TO DO
Reproduce this listing in full.

***

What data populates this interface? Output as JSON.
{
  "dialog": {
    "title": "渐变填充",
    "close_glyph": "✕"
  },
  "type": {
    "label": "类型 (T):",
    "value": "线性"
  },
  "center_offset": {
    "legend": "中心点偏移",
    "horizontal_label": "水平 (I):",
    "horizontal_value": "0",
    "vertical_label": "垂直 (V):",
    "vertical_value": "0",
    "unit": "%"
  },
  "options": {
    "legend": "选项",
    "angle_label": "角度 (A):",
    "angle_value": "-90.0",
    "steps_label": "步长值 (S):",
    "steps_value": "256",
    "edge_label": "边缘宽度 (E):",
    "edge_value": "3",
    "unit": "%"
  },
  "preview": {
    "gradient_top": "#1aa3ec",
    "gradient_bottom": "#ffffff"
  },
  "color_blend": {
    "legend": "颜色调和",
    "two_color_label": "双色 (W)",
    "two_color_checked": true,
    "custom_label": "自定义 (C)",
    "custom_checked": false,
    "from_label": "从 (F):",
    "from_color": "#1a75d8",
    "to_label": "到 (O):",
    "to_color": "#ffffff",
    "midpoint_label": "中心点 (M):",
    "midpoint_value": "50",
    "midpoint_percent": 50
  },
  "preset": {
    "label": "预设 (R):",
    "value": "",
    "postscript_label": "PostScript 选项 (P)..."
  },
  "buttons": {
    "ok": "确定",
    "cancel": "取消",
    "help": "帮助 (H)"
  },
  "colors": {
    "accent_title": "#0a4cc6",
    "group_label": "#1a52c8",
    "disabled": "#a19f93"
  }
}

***

OUTPUT FOR THIS EXERCISE
What data populates this interface? Output as JSON.
{
  "dialog": {
    "title": "渐变填充",
    "close_glyph": "✕"
  },
  "type": {
    "label": "类型 (T):",
    "value": "线性"
  },
  "center_offset": {
    "legend": "中心点偏移",
    "horizontal_label": "水平 (I):",
    "horizontal_value": "0",
    "vertical_label": "垂直 (V):",
    "vertical_value": "0",
    "unit": "%"
  },
  "options": {
    "legend": "选项",
    "angle_label": "角度 (A):",
    "angle_value": "-90.0",
    "steps_label": "步长值 (S):",
    "steps_value": "256",
    "edge_label": "边缘宽度 (E):",
    "edge_value": "3",
    "unit": "%"
  },
  "preview": {
    "gradient_top": "#1aa3ec",
    "gradient_bottom": "#ffffff"
  },
  "color_blend": {
    "legend": "颜色调和",
    "two_color_label": "双色 (W)",
    "two_color_checked": true,
    "custom_label": "自定义 (C)",
    "custom_checked": false,
    "from_label": "从 (F):",
    "from_color": "#1a75d8",
    "to_label": "到 (O):",
    "to_color": "#ffffff",
    "midpoint_label": "中心点 (M):",
    "midpoint_value": "50",
    "midpoint_percent": 50
  },
  "preset": {
    "label": "预设 (R):",
    "value": "",
    "postscript_label": "PostScript 选项 (P)..."
  },
  "buttons": {
    "ok": "确定",
    "cancel": "取消",
    "help": "帮助 (H)"
  },
  "colors": {
    "accent_title": "#0a4cc6",
    "group_label": "#1a52c8",
    "disabled": "#a19f93"
  }
}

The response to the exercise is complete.